A former CIA spymaster and two business associates have been indicted by a federal grand jury in Alexandria on charges that they conspired to sell a $5 million diesel engine assembly line to the Soviet Union in violation of U.S. export laws.

Federal authorities said yesterday that the charges were the result of an undercover sting operation run by the Customs Service through a fictitious Paris-based company with which the three allegedly had been dealing since October.

Paul Sakwa, one of the defendants named in the 11-count indictment, was the Washington-based chief of U.S. spy activity in Vietnam from 1959 to 1961. For two years prior to that he worked as a covert agent in Brussels, according to court papers. He left the Central Intelligence Agency in 1962 to join the State Department and remained there for two years before leaving the government to become a consultant.
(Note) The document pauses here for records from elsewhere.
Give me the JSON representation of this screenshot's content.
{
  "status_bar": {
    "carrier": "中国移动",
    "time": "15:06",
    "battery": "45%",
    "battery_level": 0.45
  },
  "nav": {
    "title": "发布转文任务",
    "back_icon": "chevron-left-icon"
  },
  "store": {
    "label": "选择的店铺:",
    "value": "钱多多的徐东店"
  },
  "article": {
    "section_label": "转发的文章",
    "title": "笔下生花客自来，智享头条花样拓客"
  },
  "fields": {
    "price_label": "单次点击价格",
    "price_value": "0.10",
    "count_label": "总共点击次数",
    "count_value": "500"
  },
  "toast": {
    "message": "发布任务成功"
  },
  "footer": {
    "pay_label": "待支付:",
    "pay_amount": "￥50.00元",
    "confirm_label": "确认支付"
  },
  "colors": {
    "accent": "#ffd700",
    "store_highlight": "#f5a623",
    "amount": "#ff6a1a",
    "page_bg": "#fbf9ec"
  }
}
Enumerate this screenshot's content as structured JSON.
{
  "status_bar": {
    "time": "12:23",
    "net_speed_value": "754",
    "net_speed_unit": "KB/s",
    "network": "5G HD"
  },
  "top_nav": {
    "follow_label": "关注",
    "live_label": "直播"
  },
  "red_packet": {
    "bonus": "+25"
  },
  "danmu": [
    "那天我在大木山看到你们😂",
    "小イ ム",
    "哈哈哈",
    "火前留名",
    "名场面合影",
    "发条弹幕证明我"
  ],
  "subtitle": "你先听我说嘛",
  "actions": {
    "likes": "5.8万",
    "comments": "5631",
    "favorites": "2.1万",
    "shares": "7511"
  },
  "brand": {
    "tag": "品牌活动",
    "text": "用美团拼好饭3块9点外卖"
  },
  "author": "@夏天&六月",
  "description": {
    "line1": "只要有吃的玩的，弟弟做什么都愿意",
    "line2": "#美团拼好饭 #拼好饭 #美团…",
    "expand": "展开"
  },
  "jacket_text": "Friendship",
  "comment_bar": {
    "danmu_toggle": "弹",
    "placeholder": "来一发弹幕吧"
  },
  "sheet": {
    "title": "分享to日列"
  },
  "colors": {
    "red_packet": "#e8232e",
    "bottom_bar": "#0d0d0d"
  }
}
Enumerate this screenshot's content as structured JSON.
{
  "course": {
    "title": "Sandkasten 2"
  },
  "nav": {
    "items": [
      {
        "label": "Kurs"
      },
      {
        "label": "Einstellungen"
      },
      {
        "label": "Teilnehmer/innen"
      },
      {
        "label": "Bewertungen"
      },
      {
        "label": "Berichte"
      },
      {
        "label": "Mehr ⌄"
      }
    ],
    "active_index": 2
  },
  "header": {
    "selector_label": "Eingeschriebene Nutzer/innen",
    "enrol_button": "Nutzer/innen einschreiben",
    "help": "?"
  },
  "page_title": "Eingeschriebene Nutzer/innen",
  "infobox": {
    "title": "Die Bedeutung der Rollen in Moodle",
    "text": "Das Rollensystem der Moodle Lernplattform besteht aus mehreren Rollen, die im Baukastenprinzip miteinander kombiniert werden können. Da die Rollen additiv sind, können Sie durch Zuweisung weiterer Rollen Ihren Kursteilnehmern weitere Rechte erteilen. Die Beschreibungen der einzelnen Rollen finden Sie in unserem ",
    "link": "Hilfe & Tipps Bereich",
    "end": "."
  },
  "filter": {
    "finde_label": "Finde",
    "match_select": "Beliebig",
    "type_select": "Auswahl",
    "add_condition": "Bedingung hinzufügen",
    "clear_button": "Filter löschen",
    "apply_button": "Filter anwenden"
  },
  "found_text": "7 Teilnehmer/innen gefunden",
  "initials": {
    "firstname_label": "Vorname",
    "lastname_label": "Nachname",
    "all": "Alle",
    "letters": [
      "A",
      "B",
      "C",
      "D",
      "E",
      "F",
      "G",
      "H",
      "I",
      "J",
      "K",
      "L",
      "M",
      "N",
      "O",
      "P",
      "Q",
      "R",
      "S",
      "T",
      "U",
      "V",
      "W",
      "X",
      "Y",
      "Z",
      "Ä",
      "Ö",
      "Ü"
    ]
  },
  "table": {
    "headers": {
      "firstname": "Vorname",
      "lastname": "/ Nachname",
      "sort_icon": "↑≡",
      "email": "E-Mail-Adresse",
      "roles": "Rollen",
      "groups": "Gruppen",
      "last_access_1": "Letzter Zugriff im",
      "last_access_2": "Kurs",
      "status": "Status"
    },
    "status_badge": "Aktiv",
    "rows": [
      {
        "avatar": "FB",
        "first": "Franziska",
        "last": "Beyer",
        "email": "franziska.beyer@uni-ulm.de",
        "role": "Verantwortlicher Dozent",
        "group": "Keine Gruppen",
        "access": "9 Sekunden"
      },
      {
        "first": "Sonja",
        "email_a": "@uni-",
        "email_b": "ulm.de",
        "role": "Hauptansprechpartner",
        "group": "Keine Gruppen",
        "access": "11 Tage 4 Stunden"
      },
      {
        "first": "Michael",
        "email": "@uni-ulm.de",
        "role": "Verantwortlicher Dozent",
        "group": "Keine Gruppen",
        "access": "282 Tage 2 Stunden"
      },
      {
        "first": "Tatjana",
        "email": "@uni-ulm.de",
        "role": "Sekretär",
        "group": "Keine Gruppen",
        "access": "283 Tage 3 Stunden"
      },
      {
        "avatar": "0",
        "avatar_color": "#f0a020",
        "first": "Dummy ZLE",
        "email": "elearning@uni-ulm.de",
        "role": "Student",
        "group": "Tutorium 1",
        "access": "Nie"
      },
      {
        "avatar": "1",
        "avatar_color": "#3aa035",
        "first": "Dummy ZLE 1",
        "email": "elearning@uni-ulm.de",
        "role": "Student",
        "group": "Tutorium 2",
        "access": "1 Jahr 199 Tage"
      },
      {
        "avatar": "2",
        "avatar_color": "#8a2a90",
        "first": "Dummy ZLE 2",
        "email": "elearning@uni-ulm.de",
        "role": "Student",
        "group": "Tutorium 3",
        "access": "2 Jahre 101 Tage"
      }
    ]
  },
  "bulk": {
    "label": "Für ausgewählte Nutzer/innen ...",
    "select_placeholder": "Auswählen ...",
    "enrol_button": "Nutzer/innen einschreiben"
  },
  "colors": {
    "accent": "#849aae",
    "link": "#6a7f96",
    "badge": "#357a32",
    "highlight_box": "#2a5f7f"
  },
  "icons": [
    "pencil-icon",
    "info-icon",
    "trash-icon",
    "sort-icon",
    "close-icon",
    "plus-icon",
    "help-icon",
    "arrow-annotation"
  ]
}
Also charged by the grand jury were a Chicago business executive, Stephen G. Carter, president of Performance Sales and Marketing, Inc., and Gerald F. McCall, a Toronto businessman.

Sakwa was arrested by Customs agents on Dec. 28 at the Holiday Inn in Alexandria's Old Town section as he waited to meet with Carter and McCall, officials said yesterday. The latter two were arrested the same day at National Airport as they stepped off an American Airlines flight from Chicago.

All three men are free on bond and are scheduled to be arraigned on Monday at Alexandria's federal courthouse.

Customs Service Commissioner William von Rabb told a news conference that the three had an option to buy a diesel assembly line manufactured by Ingersoll-Rand Co., a New Jersey-based conglomerate, and planned to export the assembly line to the Kama River Truck Complex, a major Soviet factory in Siberia.

Ever since U.S. officials found that the truck facility manufactured much of the military equipment used by Soviet forces in its two-year-old operation in Afghanistan, American firms have been forbidden to ship equipment there.

Von Rabb said the United States has no evidence that the Soviet Union was directly involved.

"The Soviets do not leave fingerprints," he said. "So it's not surprising at this point not to have any hard evidence that the Soviets were involved."

The indictment was vague about whether any Soviet officials had been involved. William Rudman, special agent in charge of Customs' Washington field office, declined to say if any Soviet Embassy personnel may have figured in the proposed deal. Rudman said that the Customs investigation is continuing and the question was "sensitive."

The assembly line is among the items on the Commerce Department's Commodity Control List, meaning that a special license is required from the department in order to export it. A license for shipment to the Soviet Union would not be issued, the indictment said.

The grand jury charged that the three men had dealt with the Paris firm, identified only as Arinfi, in order to obtain documents listing France as the final destination for the equipment. Assistant U.S. Attorney Joseph J. Aronica said that the name Arinfi carried no special significance.

The indictment, returned late Tuesday in Alexandria and made public yesterday, alleged that the men had been alerted on Dec. 20 through an acquaintance of Carter's that the Soviets were interested in buying the assembly line.

The Customs investigation is part of Operation Exodus, a 14-month-old Reagan administration campaign to curb the illegal export of American-made high-technology and strategic materials. A Canadian firm and two of its executives are facing similar U.S. charges in Alexandria alleging that they conspired to ship tank engines to Iran.

Sakwa, a Northwest Washington resident, made headlines in 1973 when he opposed President Nixon's choice of William E. Colby to head the CIA, criticizing Colby's performance as CIA station chief in Saigon in the early 1960s.

Sakwa, who watched over the agency's covert activities in Vietnam for about two years, later served as special assistant to CIA spy chief Richard M. Bissell Jr. before leaving the agency.

If convicted, Sakwa and Carter face up to 50 years in prison and fines totaling more than $75 million, under provisions of the Export Administration Act. McCall could receive a maximum penalty of 45 years' imprisonment and more than $50 million in fines.